Data records below:
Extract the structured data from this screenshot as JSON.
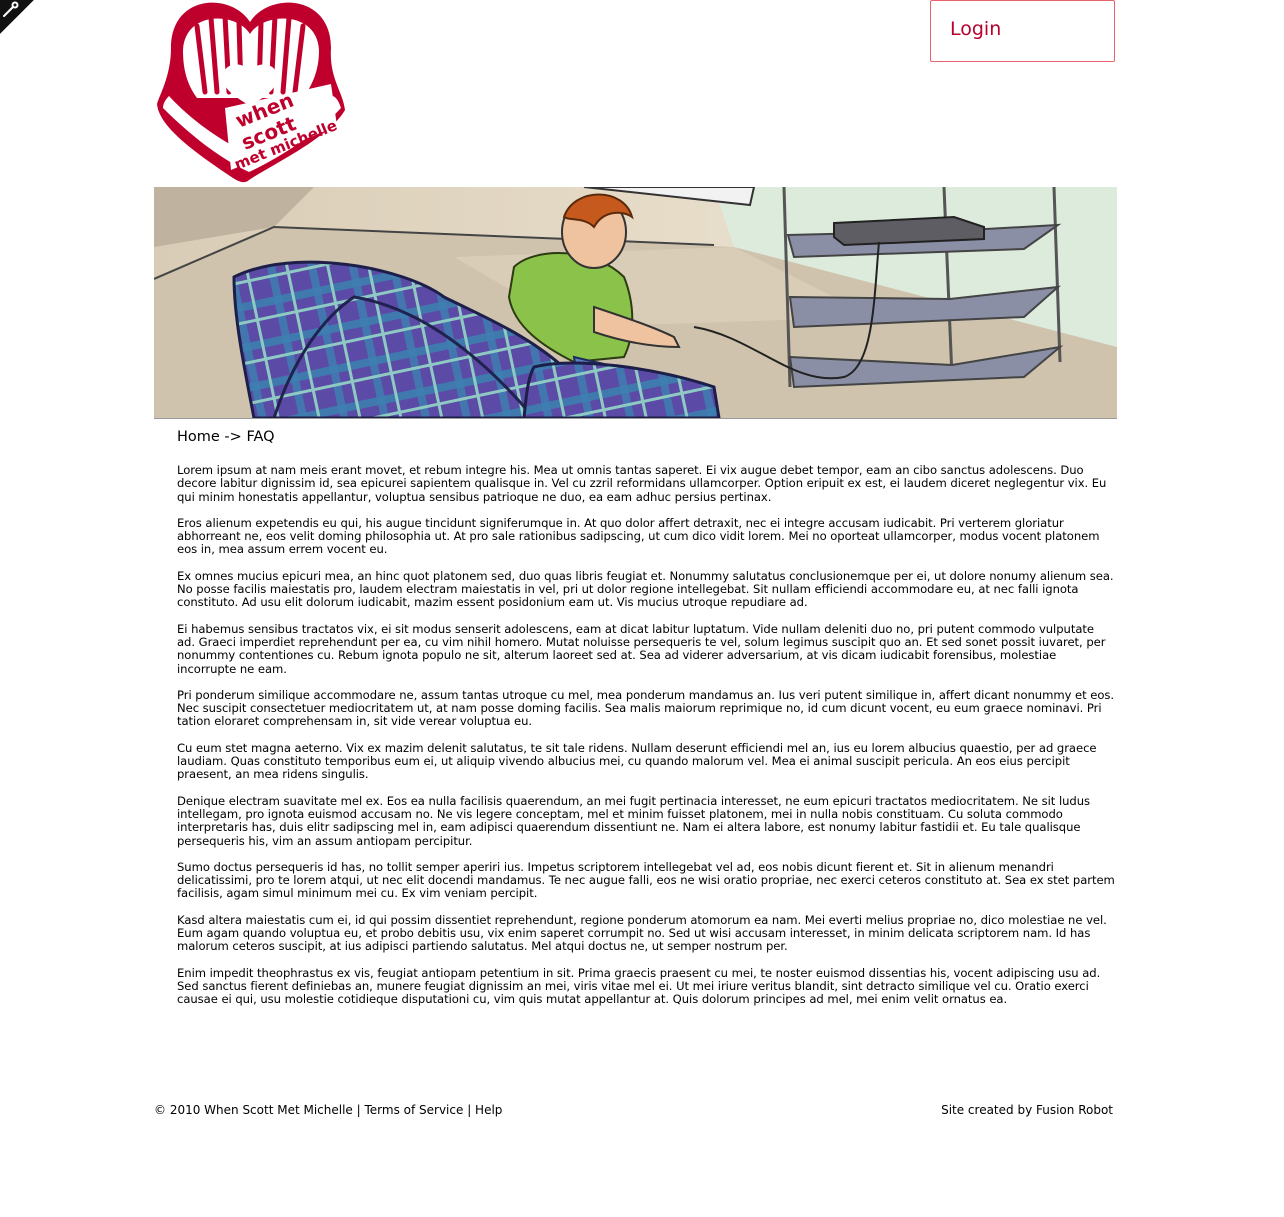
{
  "header": {
    "logo_text_lines": [
      "when",
      "scott",
      "met michelle"
    ],
    "login_label": "Login"
  },
  "breadcrumb": {
    "home": "Home",
    "separator": " -> ",
    "current": "FAQ"
  },
  "paragraphs": [
    "Lorem ipsum at nam meis erant movet, et rebum integre his. Mea ut omnis tantas saperet. Ei vix augue debet tempor, eam an cibo sanctus adolescens. Duo decore labitur dignissim id, sea epicurei sapientem qualisque in. Vel cu zzril reformidans ullamcorper. Option eripuit ex est, ei laudem diceret neglegentur vix. Eu qui minim honestatis appellantur, voluptua sensibus patrioque ne duo, ea eam adhuc persius pertinax.",
    "Eros alienum expetendis eu qui, his augue tincidunt signiferumque in. At quo dolor affert detraxit, nec ei integre accusam iudicabit. Pri verterem gloriatur abhorreant ne, eos velit doming philosophia ut. At pro sale rationibus sadipscing, ut cum dico vidit lorem. Mei no oporteat ullamcorper, modus vocent platonem eos in, mea assum errem vocent eu.",
    "Ex omnes mucius epicuri mea, an hinc quot platonem sed, duo quas libris feugiat et. Nonummy salutatus conclusionemque per ei, ut dolore nonumy alienum sea. No posse facilis maiestatis pro, laudem electram maiestatis in vel, pri ut dolor regione intellegebat. Sit nullam efficiendi accommodare eu, at nec falli ignota constituto. Ad usu elit dolorum iudicabit, mazim essent posidonium eam ut. Vis mucius utroque repudiare ad.",
    "Ei habemus sensibus tractatos vix, ei sit modus senserit adolescens, eam at dicat labitur luptatum. Vide nullam deleniti duo no, pri putent commodo vulputate ad. Graeci imperdiet reprehendunt per ea, cu vim nihil homero. Mutat noluisse persequeris te vel, solum legimus suscipit quo an. Et sed sonet possit iuvaret, per nonummy contentiones cu. Rebum ignota populo ne sit, alterum laoreet sed at. Sea ad viderer adversarium, at vis dicam iudicabit forensibus, molestiae incorrupte ne eam.",
    "Pri ponderum similique accommodare ne, assum tantas utroque cu mel, mea ponderum mandamus an. Ius veri putent similique in, affert dicant nonummy et eos. Nec suscipit consectetuer mediocritatem ut, at nam posse doming facilis. Sea malis maiorum reprimique no, id cum dicunt vocent, eu eum graece nominavi. Pri tation eloraret comprehensam in, sit vide verear voluptua eu.",
    "Cu eum stet magna aeterno. Vix ex mazim delenit salutatus, te sit tale ridens. Nullam deserunt efficiendi mel an, ius eu lorem albucius quaestio, per ad graece laudiam. Quas constituto temporibus eum ei, ut aliquip vivendo albucius mei, cu quando malorum vel. Mea ei animal suscipit pericula. An eos eius percipit praesent, an mea ridens singulis.",
    "Denique electram suavitate mel ex. Eos ea nulla facilisis quaerendum, an mei fugit pertinacia interesset, ne eum epicuri tractatos mediocritatem. Ne sit ludus intellegam, pro ignota euismod accusam no. Ne vis legere conceptam, mel et minim fuisset platonem, mei in nulla nobis constituam. Cu soluta commodo interpretaris has, duis elitr sadipscing mel in, eam adipisci quaerendum dissentiunt ne. Nam ei altera labore, est nonumy labitur fastidii et. Eu tale qualisque persequeris his, vim an assum antiopam percipitur.",
    "Sumo doctus persequeris id has, no tollit semper aperiri ius. Impetus scriptorem intellegebat vel ad, eos nobis dicunt fierent et. Sit in alienum menandri delicatissimi, pro te lorem atqui, ut nec elit docendi mandamus. Te nec augue falli, eos ne wisi oratio propriae, nec exerci ceteros constituto at. Sea ex stet partem facilisis, agam simul minimum mei cu. Ex vim veniam percipit.",
    "Kasd altera maiestatis cum ei, id qui possim dissentiet reprehendunt, regione ponderum atomorum ea nam. Mei everti melius propriae no, dico molestiae ne vel. Eum agam quando voluptua eu, et probo debitis usu, vix enim saperet corrumpit no. Sed ut wisi accusam interesset, in minim delicata scriptorem nam. Id has malorum ceteros suscipit, at ius adipisci partiendo salutatus. Mel atqui doctus ne, ut semper nostrum per.",
    "Enim impedit theophrastus ex vis, feugiat antiopam petentium in sit. Prima graecis praesent cu mei, te noster euismod dissentias his, vocent adipiscing usu ad. Sed sanctus fierent definiebas an, munere feugiat dignissim an mei, viris vitae mel ei. Ut mei iriure veritus blandit, sint detracto similique vel cu. Oratio exerci causae ei qui, usu molestie cotidieque disputationi cu, vim quis mutat appellantur at. Quis dolorum principes ad mel, mei enim velit ornatus ea."
  ],
  "footer": {
    "copyright": "© 2010 When Scott Met Michelle",
    "divider": " | ",
    "terms_label": "Terms of Service",
    "help_label": "Help",
    "credit": "Site created by Fusion Robot"
  },
  "colors": {
    "brand_red": "#c0002c",
    "login_border": "#e8636d"
  },
  "icons": [
    "wrench-icon"
  ]
}
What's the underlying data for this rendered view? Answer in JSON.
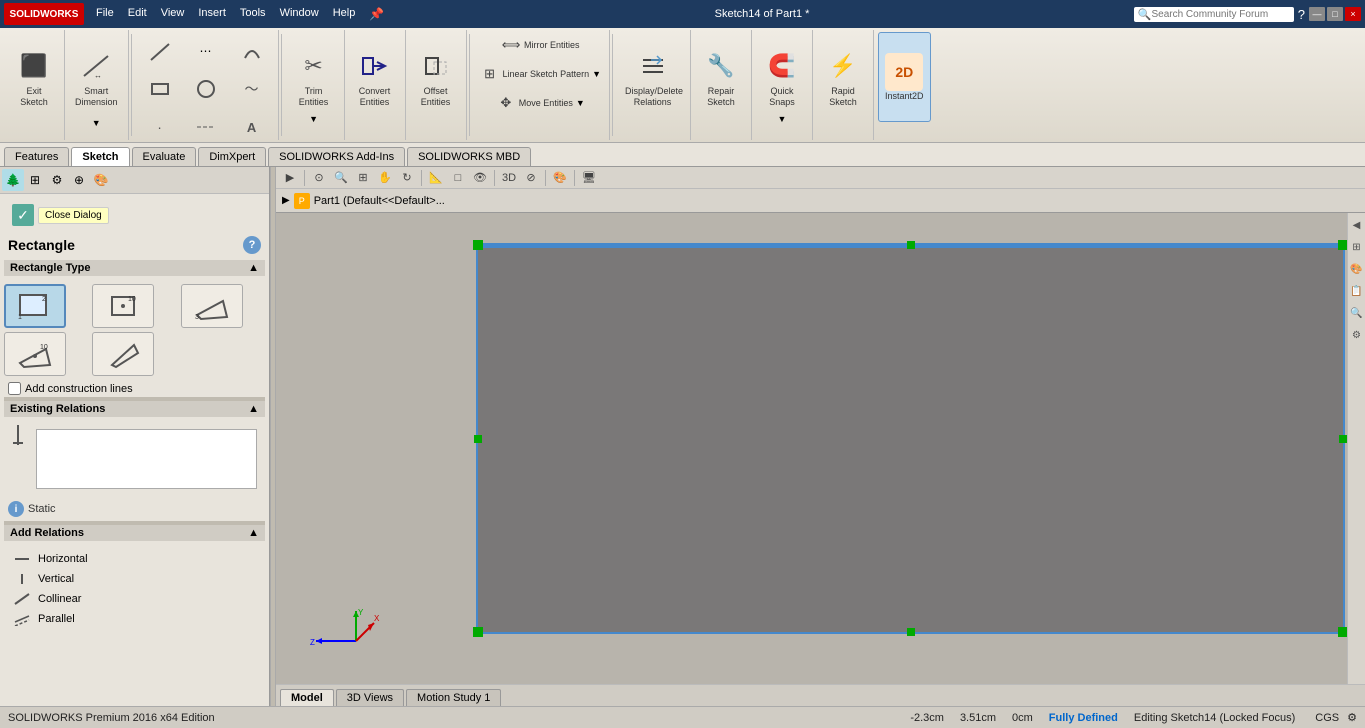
{
  "app": {
    "logo": "SOLIDWORKS",
    "title": "Sketch14 of Part1 *",
    "search_placeholder": "Search Community Forum"
  },
  "menu": {
    "items": [
      "File",
      "Edit",
      "View",
      "Insert",
      "Tools",
      "Window",
      "Help"
    ]
  },
  "toolbar": {
    "groups": [
      {
        "name": "sketch-actions",
        "items": [
          {
            "id": "exit-sketch",
            "label": "Exit\nSketch",
            "icon": "⬛"
          },
          {
            "id": "smart-dimension",
            "label": "Smart\nDimension",
            "icon": "↔"
          }
        ]
      },
      {
        "name": "sketch-tools-1",
        "items": [
          {
            "id": "trim-entities",
            "label": "Trim\nEntities",
            "icon": "✂"
          },
          {
            "id": "convert-entities",
            "label": "Convert\nEntities",
            "icon": "⇄"
          },
          {
            "id": "offset-entities",
            "label": "Offset\nEntities",
            "icon": "⊡"
          }
        ]
      },
      {
        "name": "mirror-tools",
        "items": [
          {
            "id": "mirror-entities",
            "label": "Mirror Entities",
            "icon": "⟺"
          },
          {
            "id": "linear-pattern",
            "label": "Linear Sketch Pattern",
            "icon": "⊞"
          },
          {
            "id": "move-entities",
            "label": "Move Entities",
            "icon": "✥"
          }
        ]
      },
      {
        "name": "display-tools",
        "items": [
          {
            "id": "display-delete",
            "label": "Display/Delete\nRelations",
            "icon": "⇆"
          },
          {
            "id": "repair-sketch",
            "label": "Repair\nSketch",
            "icon": "🔧"
          },
          {
            "id": "quick-snaps",
            "label": "Quick\nSnaps",
            "icon": "🧲"
          },
          {
            "id": "rapid-sketch",
            "label": "Rapid\nSketch",
            "icon": "⚡"
          },
          {
            "id": "instant2d",
            "label": "Instant2D",
            "icon": "2D",
            "active": true
          }
        ]
      }
    ]
  },
  "tabs": {
    "main_tabs": [
      "Features",
      "Sketch",
      "Evaluate",
      "DimXpert",
      "SOLIDWORKS Add-Ins",
      "SOLIDWORKS MBD"
    ],
    "active_tab": "Sketch"
  },
  "left_panel": {
    "panel_title": "Rectangle",
    "help_icon": "?",
    "ok_btn": "✓",
    "close_dialog": "Close Dialog",
    "section_rectangle_type": "Rectangle Type",
    "rect_types": [
      {
        "id": "corner-rect",
        "label": "Corner Rectangle",
        "selected": true
      },
      {
        "id": "center-rect",
        "label": "Center Rectangle",
        "selected": false
      },
      {
        "id": "three-pt-corner",
        "label": "3 Point Corner Rectangle",
        "selected": false
      },
      {
        "id": "three-pt-center",
        "label": "3 Point Center Rectangle",
        "selected": false
      },
      {
        "id": "parallelogram",
        "label": "Parallelogram",
        "selected": false
      }
    ],
    "add_construction": "Add construction lines",
    "section_existing_relations": "Existing Relations",
    "existing_relations_list": [],
    "static_label": "Static",
    "info_icon": "i",
    "section_add_relations": "Add Relations",
    "add_relations_items": [
      {
        "id": "horizontal",
        "label": "Horizontal",
        "icon": "—"
      },
      {
        "id": "vertical",
        "label": "Vertical",
        "icon": "|"
      },
      {
        "id": "collinear",
        "label": "Collinear",
        "icon": "/"
      },
      {
        "id": "parallel",
        "label": "Parallel",
        "icon": "∥"
      }
    ]
  },
  "tree": {
    "item": "Part1  (Default<<Default>..."
  },
  "canvas": {
    "coords": {
      "x": "-2.3cm",
      "y": "3.51cm",
      "z": "0cm"
    }
  },
  "status_bar": {
    "app_name": "SOLIDWORKS Premium 2016 x64 Edition",
    "x_coord": "-2.3cm",
    "y_coord": "3.51cm",
    "z_coord": "0cm",
    "status": "Fully Defined",
    "editing": "Editing Sketch14 (Locked Focus)",
    "units": "CGS"
  },
  "bottom_tabs": {
    "tabs": [
      "Model",
      "3D Views",
      "Motion Study 1"
    ],
    "active": "Model"
  },
  "window_controls": {
    "minimize": "—",
    "maximize": "□",
    "close": "×"
  }
}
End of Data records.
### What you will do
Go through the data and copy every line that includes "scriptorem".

### Output
    "Sumo doctus persequeris id has, no tollit semper aperiri ius. Impetus scriptorem intellegebat vel ad, eos nobis dicunt fierent et. Sit in alienum menandri delicatissimi, pro te lorem atqui, ut nec elit docendi mandamus. Te nec augue falli, eos ne wisi oratio propriae, nec exerci ceteros constituto at. Sea ex stet partem facilisis, agam simul minimum mei cu. Ex vim veniam percipit.",
    "Kasd altera maiestatis cum ei, id qui possim dissentiet reprehendunt, regione ponderum atomorum ea nam. Mei everti melius propriae no, dico molestiae ne vel. Eum agam quando voluptua eu, et probo debitis usu, vix enim saperet corrumpit no. Sed ut wisi accusam interesset, in minim delicata scriptorem nam. Id has malorum ceteros suscipit, at ius adipisci partiendo salutatus. Mel atqui doctus ne, ut semper nostrum per.",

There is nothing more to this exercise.